TECHcamp Memphis 2014 was a unique and enhancing experience. Although there is some room for the event to improve (I’ll touch more on that shortly), I honestly appreciated this conference, particularly as a newcomer to the Memphis area. I learned quite a bit, just in the first few hours. My favorite session was run by Stephen Hackett of RelayFM. In 4 short years this guy has become a podcast guru, and in the first 20 minutes of his presentation he inspired me to revisit, restructure, re-brand and eventually relaunch my own podcast concept. Not only did he share the story of his successes, but he also gave some detailed insight on how he’s managed to monetize his podcast craft. If you’re a podcast fan, or interested in starting your own, I highly encourage you to follow Stephen Hackett on twitter (@ismh) for more information.
The event’s introductory keynote speech as given by Juan R. “Chago” Santiago, Vice President of Systems Engineering Practice and Business Intelligence at CIO Services Group. He is very motivational and encouraging, identifying his attitude as his number one asset and reason for his long-enduring success in technology. I whole-heartedly agree with his statement that “obstacles and challenges are just opportunities for growth”.
My other favorite session was with Mr. Al Pickett, Vice President of Diversity at Start Co. in Memphis, TN. He presented his “Business Model Canvas” concept for the entrepreneur track. Al Pickett is also author of “The Blackprint: New Rules for Winning – Finance, Freedom, and Flexibility“.
My 2 Cents on Future Improvements:
* More Lead Time/Stronger Marketing Campaign: I found out 2 days prior from a friend about the event. Up to that point I hadn’t noticed any social media promotions or any other form of advertisement. This to me is why the turn-out wasn’t as robust as it should’ve been
* 30-Minute Sessions instead of 1-Hour Sessions: Yes most attendees are full-on geeks and techies, but that doesn’t change the natural attention-span of most people. Give the same great material but in smaller doses of time.

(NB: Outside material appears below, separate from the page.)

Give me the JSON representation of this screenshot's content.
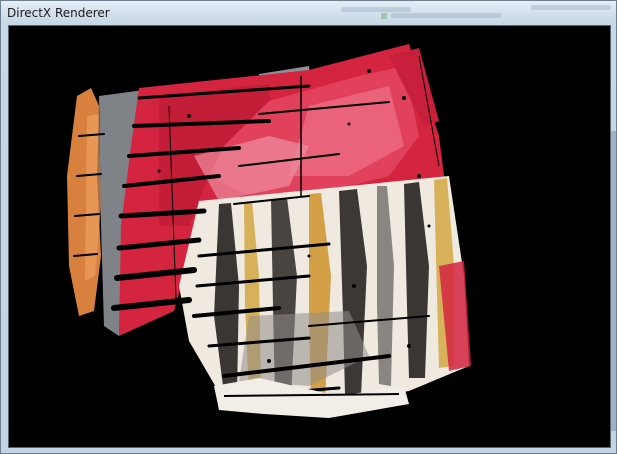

* Cooler Tee-Shirt Design: This might seem nit-picky, but this is something I see as an opportunity to form a stronger bond between the tech community and the art community. Why not have local artists submit competing designs, and then have potential attendees vote on which design they want as an incentive to show up and as part of the promotional efforts leading up to the event? This improvement may also help to diversify the crowds who attend in the future.